There are three classes of stock in BTL, a board of directors consisting of eight members chosen in a variety of ways, and bitter disagreements about just about every facet of the failed deal. Prosser’s lawyers had claimed that ICC had been damaged by Belize to the tune of $24 million.
While the judge ruled largely in favor of Belize, she found that ICC was correct on one minor count and awarded nominal damages to ICC. According to the Belizean media, "nominal damages" means only a few dollars.
The one count that ICC won dealt with whether or not Belize had credited ICC with a payment of roughly $4 million. The judge ruled that Belize had failed to credit the payment, but wrote: "However, Plaintiffs failed to introduce any evidence demonstrating that they have suffered anything more than nominal damages as a result of the Government’s breach."

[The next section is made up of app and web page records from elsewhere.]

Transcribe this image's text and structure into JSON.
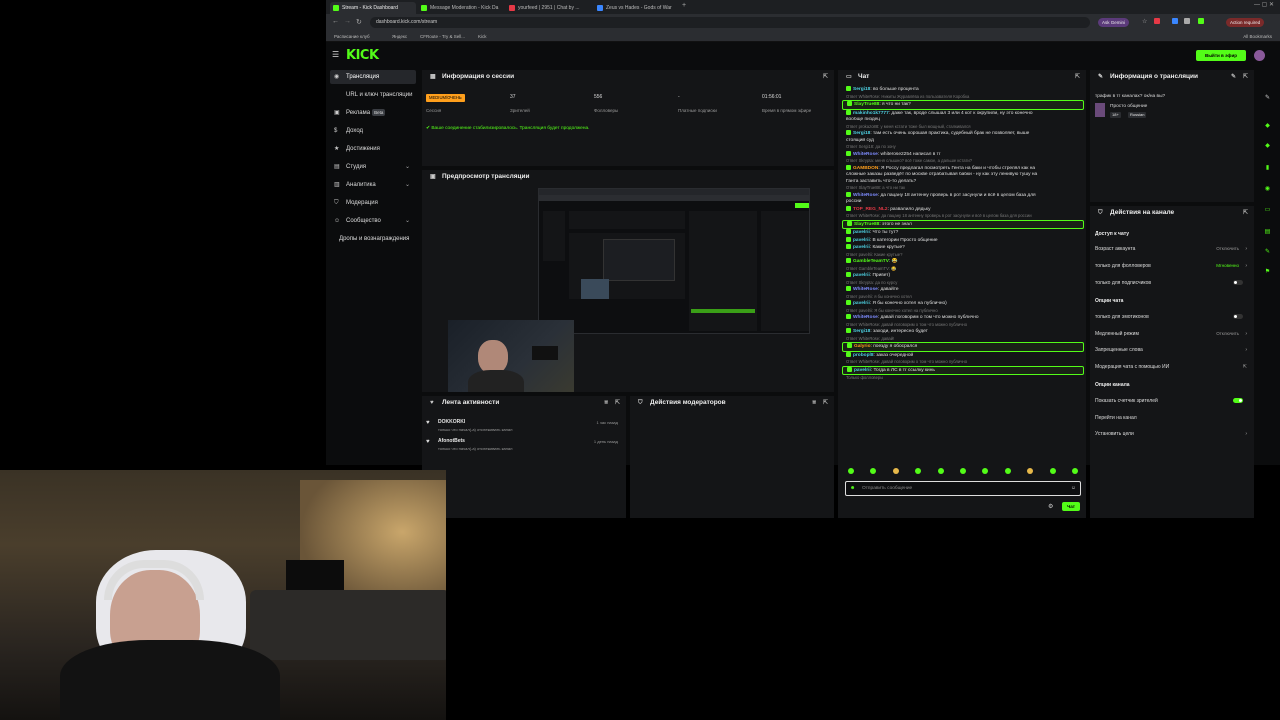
{
  "browser": {
    "tabs": [
      {
        "label": "Stream - Kick Dashboard",
        "color": "#53fc18",
        "active": true
      },
      {
        "label": "Message Moderation - Kick Da",
        "color": "#53fc18",
        "active": false
      },
      {
        "label": "yourfeed | 2951 | Chat by ...",
        "color": "#e63946",
        "active": false
      },
      {
        "label": "Zeus vs Hades - Gods of War",
        "color": "#3a86ff",
        "active": false
      }
    ],
    "url": "dashboard.kick.com/stream",
    "ask_gemini": "Ask Gemini",
    "action_required": "Action required",
    "bookmarks": [
      "Расписание клуб",
      "Яндекс",
      "CFRoute - Try & Sell...",
      "Kick"
    ],
    "all_bookmarks": "All Bookmarks"
  },
  "kick": {
    "logo": "KICK",
    "go_live": "Выйти в эфир"
  },
  "sidenav": {
    "items": [
      {
        "label": "Трансляция",
        "active": true,
        "icon": "broadcast-icon"
      },
      {
        "label": "URL и ключ трансляции",
        "icon": "key-icon"
      },
      {
        "label": "Реклама",
        "badge": "Beta",
        "icon": "ad-icon"
      },
      {
        "label": "Доход",
        "icon": "money-icon"
      },
      {
        "label": "Достижения",
        "icon": "trophy-icon"
      },
      {
        "label": "Студия",
        "chevron": true,
        "icon": "studio-icon"
      },
      {
        "label": "Аналитика",
        "chevron": true,
        "icon": "analytics-icon"
      },
      {
        "label": "Модерация",
        "icon": "shield-icon"
      },
      {
        "label": "Сообщество",
        "chevron": true,
        "icon": "community-icon"
      },
      {
        "label": "Дропы и вознаграждения",
        "icon": "gift-icon"
      }
    ]
  },
  "session": {
    "title": "Информация о сессии",
    "status_badge": "MEDIUM/ОЧЕНЬ",
    "status_label": "Сессия",
    "viewers": "37",
    "viewers_label": "Зрителей",
    "followers": "556",
    "followers_label": "Фолловеры",
    "subs": "-",
    "subs_label": "Платные подписки",
    "uptime": "01:56:01",
    "uptime_label": "Время в прямом эфире",
    "notice": "Ваше соединение стабилизировалось. Трансляция будет продолжена."
  },
  "preview": {
    "title": "Предпросмотр трансляции"
  },
  "activity": {
    "title": "Лента активности",
    "items": [
      {
        "user": "DOKKORKI",
        "text": "только что начал(-а) отслеживать канал",
        "time": "1 час назад"
      },
      {
        "user": "AfonotBets",
        "text": "только что начал(-а) отслеживать канал",
        "time": "1 день назад"
      }
    ]
  },
  "mod_actions": {
    "title": "Действия модераторов"
  },
  "chat": {
    "title": "Чат",
    "messages": [
      {
        "user": "Sergi18",
        "text": "во больше процента",
        "color": "#4dd0e1"
      },
      {
        "reply": "Ответ WhiteRose: Никиты Журавлёва из пользователя Коробка"
      },
      {
        "user": "SlayTrue88",
        "text": "я что ни так?",
        "color": "#53fc18",
        "hl": true
      },
      {
        "user": "makinho1k7777",
        "text": "даже так, вроде слышал 3 или 4 кот к окрупили, ну это конечно",
        "color": "#4dd0e1"
      },
      {
        "plain": "вообще пиздец"
      },
      {
        "reply": "Ответ prokazo88: у меня кстати тоже был мощный, сталкивался"
      },
      {
        "user": "Sergi18",
        "text": "там есть очень хорошая практика, судебный брак не позволяет, выше",
        "color": "#4dd0e1"
      },
      {
        "plain": "стоящий суд"
      },
      {
        "reply": "Ответ Sergi18: да по зону"
      },
      {
        "user": "WhiteRose",
        "text": "whiterose2254 написал в тг",
        "color": "#7e8cff"
      },
      {
        "reply": "Ответ Skrypta: меня слышно? всё тоже самое, а дальше кстати?"
      },
      {
        "user": "GAMBDON",
        "text": "Я Россу предлагал посмотреть Гента на баки и чтобы стрелял как на",
        "color": "#ff9f1c"
      },
      {
        "plain": "сложные заказы разведёт по москве отрабатывая бабки - ну как эту ленивую тушу на"
      },
      {
        "plain": "Ганта заставить что-то делать?"
      },
      {
        "reply": "Ответ SlayTrue88: а что ни так"
      },
      {
        "user": "WhiteRose",
        "text": "да пацану 18 антенну проверь в рот засунули и всё в целом база для",
        "color": "#7e8cff"
      },
      {
        "plain": "россии"
      },
      {
        "user": "TOP_REG_NL2",
        "text": "развалило дядьку",
        "color": "#e63946"
      },
      {
        "reply": "Ответ WhiteRose: да пацану 18 антенну проверь в рот засунули и всё в целом база для россии"
      },
      {
        "user": "SlayTrue88",
        "text": "этого не знал",
        "color": "#53fc18",
        "hl": true
      },
      {
        "user": "pavelrii",
        "text": "Что ты тут?",
        "color": "#4dd0e1"
      },
      {
        "user": "pavelrii",
        "text": "В категории Просто общение",
        "color": "#4dd0e1"
      },
      {
        "user": "pavelrii",
        "text": "Какие крутые?",
        "color": "#4dd0e1"
      },
      {
        "reply": "Ответ pavelrii: Какие крутые?"
      },
      {
        "user": "GambleTeamTV",
        "text": "😂",
        "color": "#53fc18"
      },
      {
        "reply": "Ответ GambleTeamTV: 😂"
      },
      {
        "user": "pavelrii",
        "text": "Привет)",
        "color": "#4dd0e1"
      },
      {
        "reply": "Ответ Skrypta: да по курсу"
      },
      {
        "user": "WhiteRose",
        "text": "давайте",
        "color": "#7e8cff"
      },
      {
        "reply": "Ответ pavelrii: я бы конечно хотел"
      },
      {
        "user": "pavelrii",
        "text": "Я бы конечно хотел на публично)",
        "color": "#4dd0e1"
      },
      {
        "reply": "Ответ pavelrii: Я бы конечно хотел на публично"
      },
      {
        "user": "WhiteRose",
        "text": "давай поговорим о том что можно публично",
        "color": "#7e8cff"
      },
      {
        "reply": "Ответ WhiteRose: давай поговорим о том что можно публично"
      },
      {
        "user": "Sergi18",
        "text": "заходи, интересно будет",
        "color": "#4dd0e1"
      },
      {
        "reply": "Ответ WhiteRose: давай!"
      },
      {
        "user": "Galyrio",
        "text": "поезду я обосрался",
        "color": "#ff9f1c",
        "hl": true
      },
      {
        "user": "probopl8",
        "text": "заказ очередной",
        "color": "#4dd0e1"
      },
      {
        "reply": "Ответ WhiteRose: давай поговорим о том что можно публично"
      },
      {
        "user": "pavelrii",
        "text": "Тогда в ЛС в тг ссылку кинь",
        "color": "#4dd0e1",
        "hl": true
      },
      {
        "reply": "Только фолловеры"
      }
    ],
    "input_placeholder": "Отправить сообщение",
    "send_label": "Чат"
  },
  "stream_info": {
    "title": "Информация о трансляции",
    "stream_title": "трафик в тг каналах? ок/на вы?",
    "category": "Просто общение",
    "tags": [
      "18+",
      "Russian"
    ]
  },
  "channel_actions": {
    "title": "Действия на канале",
    "chat_access": "Доступ к чату",
    "rows": [
      {
        "label": "Возраст аккаунта",
        "value": "Отключить",
        "type": "chevron"
      },
      {
        "label": "только для фолловеров",
        "value": "Мгновенно",
        "type": "chevron",
        "green": true
      },
      {
        "label": "только для подписчиков",
        "type": "toggle",
        "on": false
      }
    ],
    "chat_options": "Опции чата",
    "rows2": [
      {
        "label": "только для эмотиконов",
        "type": "toggle",
        "on": false
      },
      {
        "label": "Медленный режим",
        "value": "Отключить",
        "type": "chevron"
      },
      {
        "label": "Запрещенные слова",
        "type": "chevron"
      },
      {
        "label": "Модерация чата с помощью ИИ",
        "type": "ext"
      }
    ],
    "channel_options": "Опции канала",
    "rows3": [
      {
        "label": "Показать счетчик зрителей",
        "type": "toggle",
        "on": true
      },
      {
        "label": "Перейти на канал",
        "type": "none"
      },
      {
        "label": "Установить цели",
        "type": "chevron"
      }
    ]
  },
  "colors": {
    "accent": "#53fc18",
    "panel": "#141517",
    "bg": "#0b0c0d"
  }
}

One item in the dispute, left up in the air by the decision, was the question of how much Belize owed (if anything) to the U.S. Treasury for ignoring the judge’s earlier injunction? She had set down a $50,000-a-day fine (a substantial one for a small, poverty-stricken nation). There was nothing in the decision about either how many days were involved, or if the whole matter was now moot.
ICC said, in a press release, that it would either seek reconsideration at the district court level or an appeal to the 11th Circuit Court of Appeals. It called the decision "an expropriation of ICC's $57 million investment in Belize" and said it does not believe the decision "reached the central issue in the dispute: how the Belizean government defrauded Innovative into making a substantial investment in Belize Telecommunications Ltd. with the promise it would create an environment in which it could operate profitably."

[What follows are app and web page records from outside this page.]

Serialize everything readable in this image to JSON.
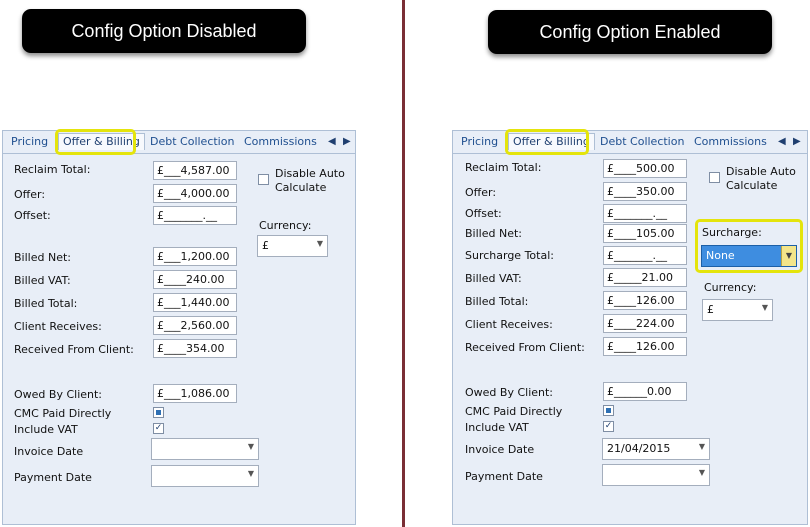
{
  "callouts": {
    "left": "Config Option Disabled",
    "right": "Config Option Enabled"
  },
  "tabs": {
    "pricing": "Pricing",
    "offer_billing": "Offer & Billing",
    "debt_collection": "Debt Collection",
    "commissions": "Commissions"
  },
  "left": {
    "labels": {
      "reclaim_total": "Reclaim Total:",
      "offer": "Offer:",
      "offset": "Offset:",
      "billed_net": "Billed Net:",
      "billed_vat": "Billed VAT:",
      "billed_total": "Billed Total:",
      "client_receives": "Client Receives:",
      "received_from_client": "Received From Client:",
      "owed_by_client": "Owed By Client:",
      "cmc_paid_directly": "CMC Paid Directly",
      "include_vat": "Include VAT",
      "invoice_date": "Invoice Date",
      "payment_date": "Payment Date",
      "disable_auto_calc": "Disable Auto\nCalculate",
      "currency": "Currency:"
    },
    "values": {
      "reclaim_total": "£___4,587.00",
      "offer": "£___4,000.00",
      "offset": "£_______.__",
      "billed_net": "£___1,200.00",
      "billed_vat": "£____240.00",
      "billed_total": "£___1,440.00",
      "client_receives": "£___2,560.00",
      "received_from_client": "£____354.00",
      "owed_by_client": "£___1,086.00",
      "currency": "£",
      "invoice_date": "",
      "payment_date": ""
    }
  },
  "right": {
    "labels": {
      "reclaim_total": "Reclaim Total:",
      "offer": "Offer:",
      "offset": "Offset:",
      "billed_net": "Billed Net:",
      "surcharge_total": "Surcharge Total:",
      "billed_vat": "Billed VAT:",
      "billed_total": "Billed Total:",
      "client_receives": "Client Receives:",
      "received_from_client": "Received From Client:",
      "owed_by_client": "Owed By Client:",
      "cmc_paid_directly": "CMC Paid Directly",
      "include_vat": "Include VAT",
      "invoice_date": "Invoice Date",
      "payment_date": "Payment Date",
      "disable_auto_calc": "Disable Auto\nCalculate",
      "surcharge": "Surcharge:",
      "currency": "Currency:"
    },
    "values": {
      "reclaim_total": "£____500.00",
      "offer": "£____350.00",
      "offset": "£_______.__",
      "billed_net": "£____105.00",
      "surcharge_total": "£_______.__",
      "billed_vat": "£_____21.00",
      "billed_total": "£____126.00",
      "client_receives": "£____224.00",
      "received_from_client": "£____126.00",
      "owed_by_client": "£______0.00",
      "invoice_date": "21/04/2015",
      "payment_date": "",
      "surcharge": "None",
      "currency": "£"
    }
  },
  "colors": {
    "highlight": "#e4e40c",
    "panel_bg": "#e8eef7",
    "divider": "#7a2e35",
    "selected_dropdown": "#3e8de0"
  },
  "icons": {
    "tab_prev": "chevron-left-icon",
    "tab_next": "chevron-right-icon",
    "dropdown": "caret-down-icon",
    "checkbox_checked": "check-icon"
  }
}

That "environment" would have guaranteed a market without compettition from any voice-over IP providers, as well as any traditional phone carriers.
The Miami decision was the third recent or fairly recent decision which has gone against Prosser in the mainland courts. (See "Prosser Busy in At Least Five Courthouses".) In the first, a Delaware state court judge issued a decision, which is not yet a judgment, against ICC for failing to correctly value the stock in its predecessor company, thus hurting the then minority stockholders. ICC subsequently agreed to make $85 million in payments, but since a substantial part of the security for the payments was a lease held by ICC in Belize (a lease the GOB subsequently said did not exist), the state judge put proceedings on hold until the Belize situation was settled.
In the second decision, a federal court in Virginia ruled against an effort by ICC to move a civil case to the Virgin Islands. Shortly thereafter, a settlement, agreeable to ICC’s now-estranged lenders, the Rural Telephone Finance Cooperative, was made by ICC. Some $4 million in borrowing was involved in that case.
In the meantime, observers suggest Prosser’s investment in Belize will not do him as much good as anticipated. He now has a minority position in a corporation controlled by elements unfriendly to him (such as the Belize government and its new ally, Lord Ashcroft, who is buying his way back into control of the local phone system). There will be no management fees to ICC from Belize under these circumstances (one player had described the fees as "outrageous" in the current Miami case), and no opportunities for ICC to lease anything to the Central American phone company.
There has been no news lately on still another judicial front, RTFC’s effort to get ICC to pay the full $500 million it owes the Virginia-based cooperative. That matter is before the U.S. Courts in the U.S. Virgin Islands and RTFC’s months-old request to the judge that he recuse himself has not generated a response. A preliminary hearing in that slow-moving case is scheduled for next month.
Back Talk

Share your reaction to this news with other Source readers. Please include headline, your name and city and state/country or island where you reside.


Please enter your comment!
Please enter your name here